by Terry DeMio , email@example.com –
Emergency staff in Northern Kentucky reversed an average of six overdoses a day at St. Elizabeth hospitals since the start of the year. That compares to about three reversals on an average day in 2015 and 2016, a 100 percent increase.
To understand how dramatically overdoses have increased, consider that when the Northern Kentucky hospital system started counting overdose cases in 2011, there wasn’t even one every day.
St. Elizabeth on Wednesday released its overdose count for January, February and March, the first quarter of 2017. The total was 586 for heroin-related overdoses that users told healthcare workers about; prescription painkillers were not included. In March, the hospital network saved more people with the overdose reversal drug naloxone than it ever had in a month with the exception of one, September 2016, when the large-animal opioid carfentanil debuted on local streets.
Experts said the increase was primarily due to the presence of fentanyl, the powerful synthetic opiate often mixed with or substituted for heroin. More people also may be getting to the hospitals after an overdose because of the wider availability of naloxone, the overdose antidote.
“I have stated this multiple times, we are going lose an entire generation to opiate addiction,” said Ashel Kruetzkamp, nurse manager for St. Elizabeth Edgewood, who follows the numbers. St. E also has hospitals and emergency rooms in Covington, Florence, Fort Thomas and Williamstown.
“There are so many risks with not knowing what you are getting,” she said, listing heroin along with fentanyl and other synthetics. “And the dealers control the potency of the drug.”
Northern Kentucky, a largely suburban region with high use of prescription painkillers from 2000 to 2010 became a center for heroin that was recognized by some local doctors and law enforcement around 2011. By 2012, Kruetzkamp had made it a mission to count the overdose cases coming into her hospital system’s emergency departments.
Now, she says, some St. Elizabeth emergency overdose cases are repeat patients, but others seem to have just started using heroin. “We have repeat individuals who have overdosed more than once, some up to three times a month,” Kruetzkamp said.
Dr. Jeremy Engel, who started urging a community-wide response to a heroin epidemic in 2012, said the character of the public health crisis triggered by heroin is changing as the years go by.
He said there is no epidemiological study yet to show numbers of those starting and stopping heroin, those dying, those turning to more potent fentanyl analogs.
But Engel said, “I can say with confidence that while we don’t know what the using population is, we know that there is a group starting to use, a group stopping and going to treatment or to jail, and a group dying. There’s a combination of repeating populations.”
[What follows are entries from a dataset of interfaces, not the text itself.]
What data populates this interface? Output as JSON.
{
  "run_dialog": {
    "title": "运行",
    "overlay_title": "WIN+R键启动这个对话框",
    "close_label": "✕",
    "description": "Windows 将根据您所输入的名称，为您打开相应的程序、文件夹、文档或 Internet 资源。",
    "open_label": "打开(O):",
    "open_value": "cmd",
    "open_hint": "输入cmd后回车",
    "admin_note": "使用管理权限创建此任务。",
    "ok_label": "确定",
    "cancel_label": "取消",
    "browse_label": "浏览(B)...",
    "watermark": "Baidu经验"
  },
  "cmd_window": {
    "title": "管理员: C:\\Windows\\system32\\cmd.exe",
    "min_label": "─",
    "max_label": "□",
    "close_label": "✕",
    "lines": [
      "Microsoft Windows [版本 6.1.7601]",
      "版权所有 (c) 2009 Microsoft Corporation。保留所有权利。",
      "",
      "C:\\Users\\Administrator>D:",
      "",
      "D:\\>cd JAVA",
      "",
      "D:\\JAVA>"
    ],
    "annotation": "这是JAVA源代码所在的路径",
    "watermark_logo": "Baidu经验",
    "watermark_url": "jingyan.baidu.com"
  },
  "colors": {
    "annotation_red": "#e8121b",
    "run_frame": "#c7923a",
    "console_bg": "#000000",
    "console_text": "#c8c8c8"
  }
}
Engel treats opioid- and heroin-addicted patients in addition to working as a St. Elizabeth family physician. He sees people who are staying in treatment. He also knows of those who are becoming accustomed to fentanyl use – and are learning how to use fentanyl more safely. Long-term, he said, they are still at risk of death.
The hospitals are providing the Northern Kentucky Helpline, 859-415-9280 that is offered by the Addiction Services Council in the region. Workers have assisted with Casey’s Law petitions, which can lead to court-ordered treatment for unwilling adults. St. Elizabeth also gives naloxone kits to families and patients leaving the emergency department.